Dataset entries
══════════
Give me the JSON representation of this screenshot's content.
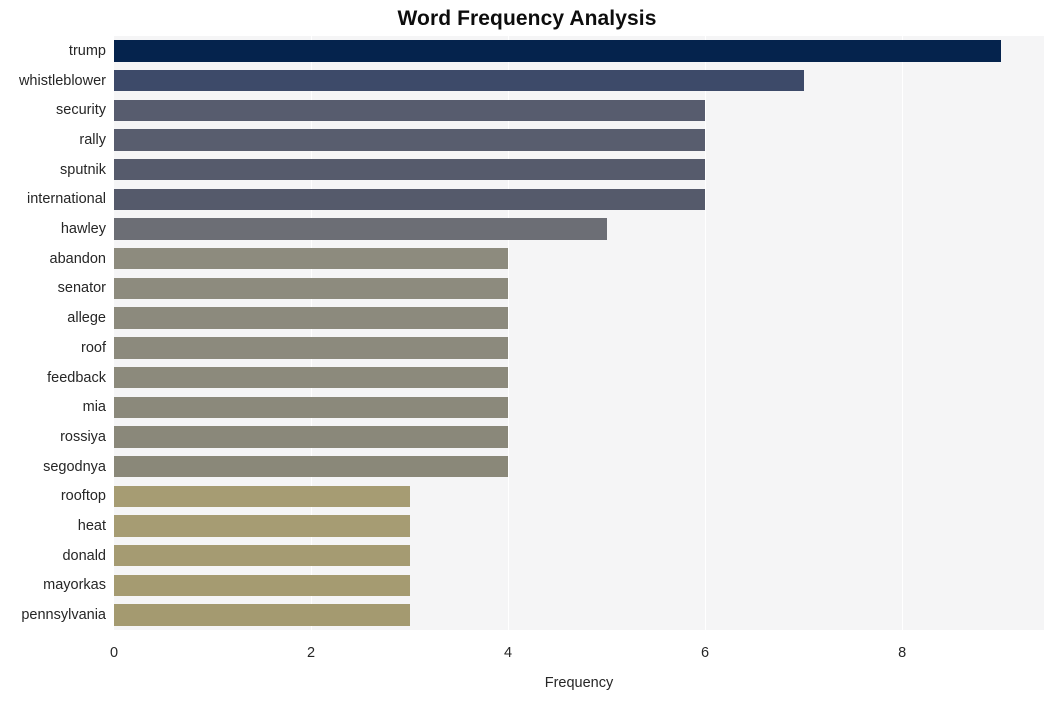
{
  "chart_data": {
    "type": "bar",
    "orientation": "horizontal",
    "title": "Word Frequency Analysis",
    "xlabel": "Frequency",
    "ylabel": "",
    "xlim": [
      0,
      9.44
    ],
    "xticks": [
      0,
      2,
      4,
      6,
      8
    ],
    "xtick_labels": [
      "0",
      "2",
      "4",
      "6",
      "8"
    ],
    "grid": "vertical",
    "legend": "none",
    "categories": [
      "trump",
      "whistleblower",
      "security",
      "rally",
      "sputnik",
      "international",
      "hawley",
      "abandon",
      "senator",
      "allege",
      "roof",
      "feedback",
      "mia",
      "rossiya",
      "segodnya",
      "rooftop",
      "heat",
      "donald",
      "mayorkas",
      "pennsylvania"
    ],
    "values": [
      9,
      7,
      6,
      6,
      6,
      6,
      5,
      4,
      4,
      4,
      4,
      4,
      4,
      4,
      4,
      3,
      3,
      3,
      3,
      3
    ],
    "bar_colors": [
      "#05234d",
      "#3d4a69",
      "#575c6e",
      "#585d6e",
      "#565b6c",
      "#555a6b",
      "#6c6e75",
      "#8d8b7e",
      "#8d8b7e",
      "#8c8a7d",
      "#8c8a7d",
      "#8c8a7c",
      "#8b897b",
      "#8a887a",
      "#8a8879",
      "#a69c73",
      "#a69c73",
      "#a59b72",
      "#a59b71",
      "#a49a70"
    ],
    "colors": {
      "plot_background": "#f5f5f6",
      "figure_background": "#ffffff",
      "gridline": "#ffffff",
      "text": "#262626",
      "title": "#0d0d0d"
    }
  }
}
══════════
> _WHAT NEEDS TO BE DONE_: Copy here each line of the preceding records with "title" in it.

> _EXERCISE OUTPUT_:
    "title": "Word Frequency Analysis",
      "title": "#0d0d0d"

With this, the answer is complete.